Because writing a new book is a major undertaking, Mark has asked me to help him. It was simply too much to chew off for Mark alone.

What will not change:
  • The second edition will still be solely about implementing DI in statically typed object-oriented languages. Examples are still just in C#. Functional Programming has its own patterns and practices and deserves a book of its own.
  • Each chapter will still start with a cooking analogy.
What will change:

The second edition focusses even more on patterns & practices than the first edition already did. There are several areas you will notice this:

  • The discussion of DI Containers is completely moved to Part 4. The first 3 parts of the book are completely container agnostic.
  • More examples are added and many parts are completely re-written throughout the book.
  • The Ambient Context pattern is now considered an anti-pattern and we describe in detail why that is (see section 5.3).
  • The original DI refactorings chapter (6) is almost completely rewritten—it now describes code smells (see chapter 6).
  • We added new sidebars and new sections where we warn about bad practices and bad design decisions and describe our own personal experiences.
  • We start referring to the SOLID principles much earlier in the book (in the first edition they were first mentioned in chapter 9).
  • We removed some complexity and ambiguity in the book's running code samples. This allows the reader to focus more on applying the patterns and practices.
  • The Interception chapter (9) is rewritten for the most part. We added this much information that we decided to split up the chapter in three distinct chapters (9, 10, and 11. In chapter 9), we focus on the Decorator pattern as method of interception.
  • Chapter 10 contains complete new material discussing how to apply Aspect-Oriented Programming (AOP) based on the SOLID design principles. In many ways, we consider chapter 10 to be the climax of the book.
  • Chapter 11 focusses on applying AOP using Dynamic Interception and Compile-Time Weaving tooling. This information was available in chapter 9 of the first edition, but we elaborated the discussion to explain all the downsides that these approaches have compared to the methods described in chapter 10.
  • We now consider compile-time weaving a DI anti-pattern and section 11.2 describes in detail why compile-time weaving is a bad practice when it comes to applying Volatile Dependencies.
  • Chapter 12 describes the basics of DI Containers and goes into details how to choose between Pure DI and a DI Container. This chapter is an updated version of chapter 3 of the first edition.
  • This edition discusses three DI Containers: Autofac, Simple Injector, and Microsoft.Extensions.DependencyInjection. Each container gets its own chapter, and although these chapters are based on the first edition, they also describe how to use those containers in combination with new concepts described in this edition, such as the "AOP by design" approach, laid out in chapter 10, and domain events from chapter 6.
  • Chapter 15 describes the Microsoft.Extensions.DependencyInjection container, and discusses in much detail what the limitations and downsides of this simplistic DI Container implementations are, while we do show how to work around some of its limitations. (spoiler alert: it won't be pretty)
  • With the help of Manning’s readability experts, the second edition did an even better job to get the message across.

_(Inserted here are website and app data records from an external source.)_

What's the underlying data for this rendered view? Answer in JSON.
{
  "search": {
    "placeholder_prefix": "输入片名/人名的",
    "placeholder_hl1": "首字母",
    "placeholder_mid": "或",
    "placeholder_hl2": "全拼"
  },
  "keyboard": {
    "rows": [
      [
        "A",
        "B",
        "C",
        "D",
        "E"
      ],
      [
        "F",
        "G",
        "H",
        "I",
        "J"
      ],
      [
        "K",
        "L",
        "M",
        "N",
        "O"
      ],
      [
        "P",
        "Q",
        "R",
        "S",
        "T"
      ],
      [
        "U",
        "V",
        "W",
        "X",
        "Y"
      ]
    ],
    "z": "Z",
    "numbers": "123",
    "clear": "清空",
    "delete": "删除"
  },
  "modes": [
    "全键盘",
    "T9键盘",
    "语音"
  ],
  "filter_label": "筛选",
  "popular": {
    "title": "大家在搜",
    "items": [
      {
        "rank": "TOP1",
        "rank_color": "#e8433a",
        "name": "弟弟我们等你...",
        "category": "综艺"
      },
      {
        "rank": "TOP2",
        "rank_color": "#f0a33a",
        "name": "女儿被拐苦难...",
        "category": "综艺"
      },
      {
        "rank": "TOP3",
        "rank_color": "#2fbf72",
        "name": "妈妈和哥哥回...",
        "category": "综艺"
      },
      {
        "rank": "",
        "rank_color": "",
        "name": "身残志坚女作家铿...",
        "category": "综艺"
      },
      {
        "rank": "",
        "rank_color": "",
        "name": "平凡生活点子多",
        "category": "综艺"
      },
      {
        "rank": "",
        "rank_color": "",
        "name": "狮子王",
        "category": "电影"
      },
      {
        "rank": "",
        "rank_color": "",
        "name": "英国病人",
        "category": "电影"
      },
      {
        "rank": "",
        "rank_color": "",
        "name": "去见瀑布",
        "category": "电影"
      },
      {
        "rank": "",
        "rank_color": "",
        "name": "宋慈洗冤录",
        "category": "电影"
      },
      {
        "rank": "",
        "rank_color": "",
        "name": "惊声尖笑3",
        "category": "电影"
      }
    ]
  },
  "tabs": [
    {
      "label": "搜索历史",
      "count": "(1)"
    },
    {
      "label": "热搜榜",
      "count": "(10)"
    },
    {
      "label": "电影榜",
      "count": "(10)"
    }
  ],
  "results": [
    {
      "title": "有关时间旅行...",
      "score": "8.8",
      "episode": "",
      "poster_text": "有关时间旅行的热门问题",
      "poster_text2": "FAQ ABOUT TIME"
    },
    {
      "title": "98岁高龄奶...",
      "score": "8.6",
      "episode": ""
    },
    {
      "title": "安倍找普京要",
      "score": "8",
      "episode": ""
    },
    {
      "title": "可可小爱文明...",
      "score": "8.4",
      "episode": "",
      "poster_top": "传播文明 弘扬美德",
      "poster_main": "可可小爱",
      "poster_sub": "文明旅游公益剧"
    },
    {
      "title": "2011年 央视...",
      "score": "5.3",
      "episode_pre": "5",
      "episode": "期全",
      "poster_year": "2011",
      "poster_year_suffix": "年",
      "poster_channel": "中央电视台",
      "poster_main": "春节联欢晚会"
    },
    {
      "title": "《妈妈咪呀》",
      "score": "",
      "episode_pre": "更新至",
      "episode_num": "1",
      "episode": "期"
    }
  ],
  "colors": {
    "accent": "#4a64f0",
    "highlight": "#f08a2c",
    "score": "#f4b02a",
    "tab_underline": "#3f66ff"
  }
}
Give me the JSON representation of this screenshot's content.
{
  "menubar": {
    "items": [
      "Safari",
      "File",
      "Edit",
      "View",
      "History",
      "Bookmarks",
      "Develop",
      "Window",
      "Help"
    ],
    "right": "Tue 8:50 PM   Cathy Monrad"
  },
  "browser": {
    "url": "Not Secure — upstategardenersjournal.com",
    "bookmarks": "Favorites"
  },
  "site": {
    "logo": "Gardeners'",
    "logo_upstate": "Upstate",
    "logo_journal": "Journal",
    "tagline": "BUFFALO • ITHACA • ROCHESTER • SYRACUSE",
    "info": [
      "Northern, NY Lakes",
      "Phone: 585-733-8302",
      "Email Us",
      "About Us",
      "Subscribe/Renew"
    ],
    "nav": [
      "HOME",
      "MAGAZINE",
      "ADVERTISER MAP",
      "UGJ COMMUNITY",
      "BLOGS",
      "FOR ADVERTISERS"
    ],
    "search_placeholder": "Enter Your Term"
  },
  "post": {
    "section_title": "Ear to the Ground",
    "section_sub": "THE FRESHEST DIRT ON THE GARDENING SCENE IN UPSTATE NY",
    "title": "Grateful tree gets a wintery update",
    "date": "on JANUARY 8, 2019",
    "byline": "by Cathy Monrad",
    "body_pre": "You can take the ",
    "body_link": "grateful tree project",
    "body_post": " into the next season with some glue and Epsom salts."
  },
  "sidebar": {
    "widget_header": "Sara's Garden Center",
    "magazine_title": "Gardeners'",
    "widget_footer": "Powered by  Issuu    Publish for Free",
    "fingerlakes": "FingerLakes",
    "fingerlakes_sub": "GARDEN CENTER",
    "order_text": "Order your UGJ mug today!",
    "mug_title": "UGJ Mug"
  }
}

The book focusses on .NET Core and its frameworks. Although there is still a lot of code that works for any .NET version, especially the parts that show how to integrate (most notably chapter 7), are focused on .NET Core and ASP.NET Core.

We incorporated many of the lessons we learned and knowledge we gained since the first edition was published. This will sometimes manifest itself in small notes or warnings, up to sidebars or even complete sections or chapters.

Repository owner locked and limited conversation to collaborators Jul 9, 2019

Sign up for free to subscribe to this conversation on GitHub. Already have an account? Sign in.
You can’t perform that action at this time.